[DATA SUPPLIED — start]

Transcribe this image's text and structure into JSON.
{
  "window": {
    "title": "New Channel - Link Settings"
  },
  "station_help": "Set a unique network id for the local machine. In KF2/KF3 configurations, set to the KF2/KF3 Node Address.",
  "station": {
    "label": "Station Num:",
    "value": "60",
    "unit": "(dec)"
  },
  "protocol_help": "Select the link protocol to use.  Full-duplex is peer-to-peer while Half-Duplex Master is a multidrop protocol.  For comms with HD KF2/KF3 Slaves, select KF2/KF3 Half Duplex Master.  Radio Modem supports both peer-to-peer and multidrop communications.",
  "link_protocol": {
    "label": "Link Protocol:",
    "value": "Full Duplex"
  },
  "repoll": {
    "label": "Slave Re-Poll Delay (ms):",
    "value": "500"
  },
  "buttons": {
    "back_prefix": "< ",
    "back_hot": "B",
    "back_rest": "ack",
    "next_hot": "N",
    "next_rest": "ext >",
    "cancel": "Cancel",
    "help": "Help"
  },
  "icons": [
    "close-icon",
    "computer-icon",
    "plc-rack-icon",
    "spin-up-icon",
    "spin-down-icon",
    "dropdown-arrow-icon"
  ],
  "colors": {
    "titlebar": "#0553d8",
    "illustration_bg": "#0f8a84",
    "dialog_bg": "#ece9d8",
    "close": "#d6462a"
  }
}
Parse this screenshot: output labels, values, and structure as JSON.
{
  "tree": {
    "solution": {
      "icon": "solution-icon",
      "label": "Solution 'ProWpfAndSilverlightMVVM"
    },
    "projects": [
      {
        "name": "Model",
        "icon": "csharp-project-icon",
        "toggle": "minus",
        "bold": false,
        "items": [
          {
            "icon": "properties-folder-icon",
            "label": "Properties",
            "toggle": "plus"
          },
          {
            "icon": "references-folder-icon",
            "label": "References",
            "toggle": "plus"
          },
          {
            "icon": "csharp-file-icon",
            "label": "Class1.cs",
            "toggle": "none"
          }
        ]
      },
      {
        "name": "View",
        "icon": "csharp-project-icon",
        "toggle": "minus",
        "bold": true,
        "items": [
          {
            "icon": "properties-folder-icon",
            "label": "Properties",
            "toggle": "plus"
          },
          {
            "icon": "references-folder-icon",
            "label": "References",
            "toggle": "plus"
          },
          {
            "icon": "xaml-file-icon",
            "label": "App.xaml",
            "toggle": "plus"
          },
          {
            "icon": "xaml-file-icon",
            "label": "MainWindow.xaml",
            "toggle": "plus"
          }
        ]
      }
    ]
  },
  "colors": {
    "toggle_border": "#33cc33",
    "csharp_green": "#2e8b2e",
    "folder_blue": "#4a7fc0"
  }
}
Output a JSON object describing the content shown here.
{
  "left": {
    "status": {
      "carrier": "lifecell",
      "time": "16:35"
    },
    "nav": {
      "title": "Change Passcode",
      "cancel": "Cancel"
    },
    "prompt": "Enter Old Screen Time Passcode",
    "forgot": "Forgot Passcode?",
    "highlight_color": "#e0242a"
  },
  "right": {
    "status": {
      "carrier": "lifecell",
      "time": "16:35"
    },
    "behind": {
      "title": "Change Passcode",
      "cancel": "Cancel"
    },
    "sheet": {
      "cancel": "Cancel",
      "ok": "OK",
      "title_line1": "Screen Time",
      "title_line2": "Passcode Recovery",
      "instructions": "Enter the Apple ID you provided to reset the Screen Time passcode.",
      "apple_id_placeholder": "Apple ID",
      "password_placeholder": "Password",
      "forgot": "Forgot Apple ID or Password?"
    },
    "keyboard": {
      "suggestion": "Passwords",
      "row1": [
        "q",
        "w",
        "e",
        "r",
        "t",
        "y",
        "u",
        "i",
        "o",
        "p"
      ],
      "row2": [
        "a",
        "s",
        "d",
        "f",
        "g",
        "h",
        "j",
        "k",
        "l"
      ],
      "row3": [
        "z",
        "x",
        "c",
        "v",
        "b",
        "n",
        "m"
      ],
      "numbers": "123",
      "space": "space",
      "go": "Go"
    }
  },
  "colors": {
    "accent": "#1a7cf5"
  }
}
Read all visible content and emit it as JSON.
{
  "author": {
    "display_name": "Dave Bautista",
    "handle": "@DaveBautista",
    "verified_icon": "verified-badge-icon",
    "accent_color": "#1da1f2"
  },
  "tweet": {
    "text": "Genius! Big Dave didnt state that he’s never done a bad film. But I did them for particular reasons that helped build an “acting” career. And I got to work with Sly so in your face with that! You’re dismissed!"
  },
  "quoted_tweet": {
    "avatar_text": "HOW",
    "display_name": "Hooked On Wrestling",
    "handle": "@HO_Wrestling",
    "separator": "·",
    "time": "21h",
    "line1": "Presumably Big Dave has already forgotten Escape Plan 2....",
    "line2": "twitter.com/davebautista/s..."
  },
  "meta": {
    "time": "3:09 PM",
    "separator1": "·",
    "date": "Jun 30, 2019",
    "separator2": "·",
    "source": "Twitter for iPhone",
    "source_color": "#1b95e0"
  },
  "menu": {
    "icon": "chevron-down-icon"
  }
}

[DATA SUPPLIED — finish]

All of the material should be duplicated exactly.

— REPLY TO THE TASK —
Transcribe this image's text and structure into JSON.
{
  "window": {
    "title": "New Channel - Link Settings"
  },
  "station_help": "Set a unique network id for the local machine. In KF2/KF3 configurations, set to the KF2/KF3 Node Address.",
  "station": {
    "label": "Station Num:",
    "value": "60",
    "unit": "(dec)"
  },
  "protocol_help": "Select the link protocol to use.  Full-duplex is peer-to-peer while Half-Duplex Master is a multidrop protocol.  For comms with HD KF2/KF3 Slaves, select KF2/KF3 Half Duplex Master.  Radio Modem supports both peer-to-peer and multidrop communications.",
  "link_protocol": {
    "label": "Link Protocol:",
    "value": "Full Duplex"
  },
  "repoll": {
    "label": "Slave Re-Poll Delay (ms):",
    "value": "500"
  },
  "buttons": {
    "back_prefix": "< ",
    "back_hot": "B",
    "back_rest": "ack",
    "next_hot": "N",
    "next_rest": "ext >",
    "cancel": "Cancel",
    "help": "Help"
  },
  "icons": [
    "close-icon",
    "computer-icon",
    "plc-rack-icon",
    "spin-up-icon",
    "spin-down-icon",
    "dropdown-arrow-icon"
  ],
  "colors": {
    "titlebar": "#0553d8",
    "illustration_bg": "#0f8a84",
    "dialog_bg": "#ece9d8",
    "close": "#d6462a"
  }
}
Parse this screenshot: output labels, values, and structure as JSON.
{
  "tree": {
    "solution": {
      "icon": "solution-icon",
      "label": "Solution 'ProWpfAndSilverlightMVVM"
    },
    "projects": [
      {
        "name": "Model",
        "icon": "csharp-project-icon",
        "toggle": "minus",
        "bold": false,
        "items": [
          {
            "icon": "properties-folder-icon",
            "label": "Properties",
            "toggle": "plus"
          },
          {
            "icon": "references-folder-icon",
            "label": "References",
            "toggle": "plus"
          },
          {
            "icon": "csharp-file-icon",
            "label": "Class1.cs",
            "toggle": "none"
          }
        ]
      },
      {
        "name": "View",
        "icon": "csharp-project-icon",
        "toggle": "minus",
        "bold": true,
        "items": [
          {
            "icon": "properties-folder-icon",
            "label": "Properties",
            "toggle": "plus"
          },
          {
            "icon": "references-folder-icon",
            "label": "References",
            "toggle": "plus"
          },
          {
            "icon": "xaml-file-icon",
            "label": "App.xaml",
            "toggle": "plus"
          },
          {
            "icon": "xaml-file-icon",
            "label": "MainWindow.xaml",
            "toggle": "plus"
          }
        ]
      }
    ]
  },
  "colors": {
    "toggle_border": "#33cc33",
    "csharp_green": "#2e8b2e",
    "folder_blue": "#4a7fc0"
  }
}
Output a JSON object describing the content shown here.
{
  "left": {
    "status": {
      "carrier": "lifecell",
      "time": "16:35"
    },
    "nav": {
      "title": "Change Passcode",
      "cancel": "Cancel"
    },
    "prompt": "Enter Old Screen Time Passcode",
    "forgot": "Forgot Passcode?",
    "highlight_color": "#e0242a"
  },
  "right": {
    "status": {
      "carrier": "lifecell",
      "time": "16:35"
    },
    "behind": {
      "title": "Change Passcode",
      "cancel": "Cancel"
    },
    "sheet": {
      "cancel": "Cancel",
      "ok": "OK",
      "title_line1": "Screen Time",
      "title_line2": "Passcode Recovery",
      "instructions": "Enter the Apple ID you provided to reset the Screen Time passcode.",
      "apple_id_placeholder": "Apple ID",
      "password_placeholder": "Password",
      "forgot": "Forgot Apple ID or Password?"
    },
    "keyboard": {
      "suggestion": "Passwords",
      "row1": [
        "q",
        "w",
        "e",
        "r",
        "t",
        "y",
        "u",
        "i",
        "o",
        "p"
      ],
      "row2": [
        "a",
        "s",
        "d",
        "f",
        "g",
        "h",
        "j",
        "k",
        "l"
      ],
      "row3": [
        "z",
        "x",
        "c",
        "v",
        "b",
        "n",
        "m"
      ],
      "numbers": "123",
      "space": "space",
      "go": "Go"
    }
  },
  "colors": {
    "accent": "#1a7cf5"
  }
}
Read all visible content and emit it as JSON.
{
  "author": {
    "display_name": "Dave Bautista",
    "handle": "@DaveBautista",
    "verified_icon": "verified-badge-icon",
    "accent_color": "#1da1f2"
  },
  "tweet": {
    "text": "Genius! Big Dave didnt state that he’s never done a bad film. But I did them for particular reasons that helped build an “acting” career. And I got to work with Sly so in your face with that! You’re dismissed!"
  },
  "quoted_tweet": {
    "avatar_text": "HOW",
    "display_name": "Hooked On Wrestling",
    "handle": "@HO_Wrestling",
    "separator": "·",
    "time": "21h",
    "line1": "Presumably Big Dave has already forgotten Escape Plan 2....",
    "line2": "twitter.com/davebautista/s..."
  },
  "meta": {
    "time": "3:09 PM",
    "separator1": "·",
    "date": "Jun 30, 2019",
    "separator2": "·",
    "source": "Twitter for iPhone",
    "source_color": "#1b95e0"
  },
  "menu": {
    "icon": "chevron-down-icon"
  }
}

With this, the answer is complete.